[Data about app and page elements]
——————

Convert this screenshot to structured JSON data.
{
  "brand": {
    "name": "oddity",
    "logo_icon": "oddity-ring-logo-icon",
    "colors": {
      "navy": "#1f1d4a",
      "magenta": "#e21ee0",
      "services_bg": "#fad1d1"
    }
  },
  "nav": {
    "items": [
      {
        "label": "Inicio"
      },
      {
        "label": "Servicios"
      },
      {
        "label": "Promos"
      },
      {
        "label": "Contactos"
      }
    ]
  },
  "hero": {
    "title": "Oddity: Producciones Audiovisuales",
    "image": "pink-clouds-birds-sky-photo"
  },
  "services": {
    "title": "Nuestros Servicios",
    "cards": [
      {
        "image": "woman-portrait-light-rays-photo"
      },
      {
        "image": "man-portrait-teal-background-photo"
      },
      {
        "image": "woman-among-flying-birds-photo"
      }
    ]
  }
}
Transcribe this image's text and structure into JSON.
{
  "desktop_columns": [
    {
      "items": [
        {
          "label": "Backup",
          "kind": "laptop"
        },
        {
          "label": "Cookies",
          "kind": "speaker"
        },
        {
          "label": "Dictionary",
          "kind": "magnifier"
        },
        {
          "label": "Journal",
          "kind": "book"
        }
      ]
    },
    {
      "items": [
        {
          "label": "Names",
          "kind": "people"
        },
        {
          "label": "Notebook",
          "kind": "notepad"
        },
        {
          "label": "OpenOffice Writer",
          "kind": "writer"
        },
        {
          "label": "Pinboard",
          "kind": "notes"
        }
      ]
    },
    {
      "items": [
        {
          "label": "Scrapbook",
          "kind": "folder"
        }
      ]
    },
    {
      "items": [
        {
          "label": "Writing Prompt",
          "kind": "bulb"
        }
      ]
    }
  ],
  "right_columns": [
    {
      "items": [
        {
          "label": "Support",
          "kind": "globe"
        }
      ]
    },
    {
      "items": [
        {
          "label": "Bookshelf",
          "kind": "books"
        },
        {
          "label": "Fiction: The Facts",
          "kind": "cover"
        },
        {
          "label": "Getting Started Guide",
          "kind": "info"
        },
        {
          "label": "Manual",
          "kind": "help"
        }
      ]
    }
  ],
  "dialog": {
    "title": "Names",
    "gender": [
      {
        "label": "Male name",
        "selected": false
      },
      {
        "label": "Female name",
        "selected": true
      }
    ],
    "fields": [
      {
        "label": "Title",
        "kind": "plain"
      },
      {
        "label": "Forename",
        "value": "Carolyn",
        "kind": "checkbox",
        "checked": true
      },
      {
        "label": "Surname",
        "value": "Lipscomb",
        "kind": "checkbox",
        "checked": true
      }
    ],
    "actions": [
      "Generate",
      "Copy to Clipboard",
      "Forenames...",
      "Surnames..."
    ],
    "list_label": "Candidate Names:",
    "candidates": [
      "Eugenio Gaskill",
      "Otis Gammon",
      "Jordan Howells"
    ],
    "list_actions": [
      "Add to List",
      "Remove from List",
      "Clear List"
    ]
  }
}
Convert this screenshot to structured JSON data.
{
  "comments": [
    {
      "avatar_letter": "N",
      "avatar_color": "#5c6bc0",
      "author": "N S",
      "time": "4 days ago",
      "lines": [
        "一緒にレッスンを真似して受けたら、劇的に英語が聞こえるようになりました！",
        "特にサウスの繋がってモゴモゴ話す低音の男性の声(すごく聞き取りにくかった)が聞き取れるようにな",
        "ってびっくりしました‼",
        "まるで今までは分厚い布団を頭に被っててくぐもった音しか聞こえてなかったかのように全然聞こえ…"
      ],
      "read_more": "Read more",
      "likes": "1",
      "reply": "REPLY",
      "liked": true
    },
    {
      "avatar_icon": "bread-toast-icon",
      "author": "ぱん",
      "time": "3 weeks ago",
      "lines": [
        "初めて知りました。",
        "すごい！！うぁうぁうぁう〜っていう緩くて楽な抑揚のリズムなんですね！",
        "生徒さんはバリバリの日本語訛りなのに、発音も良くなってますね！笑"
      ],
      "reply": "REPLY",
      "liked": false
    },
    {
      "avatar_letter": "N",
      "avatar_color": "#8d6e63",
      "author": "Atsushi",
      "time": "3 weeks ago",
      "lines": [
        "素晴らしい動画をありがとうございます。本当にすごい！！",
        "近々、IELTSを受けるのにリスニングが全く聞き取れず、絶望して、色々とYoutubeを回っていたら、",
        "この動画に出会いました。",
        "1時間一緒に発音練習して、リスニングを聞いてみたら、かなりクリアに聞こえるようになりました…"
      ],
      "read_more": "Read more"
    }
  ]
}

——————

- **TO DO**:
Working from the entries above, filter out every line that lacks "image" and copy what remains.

- **RESULT**:
    "image": "pink-clouds-birds-sky-photo"
        "image": "woman-portrait-light-rays-photo"
        "image": "man-portrait-teal-background-photo"
        "image": "woman-among-flying-birds-photo"
Transcribe this image's text and structure into JSON.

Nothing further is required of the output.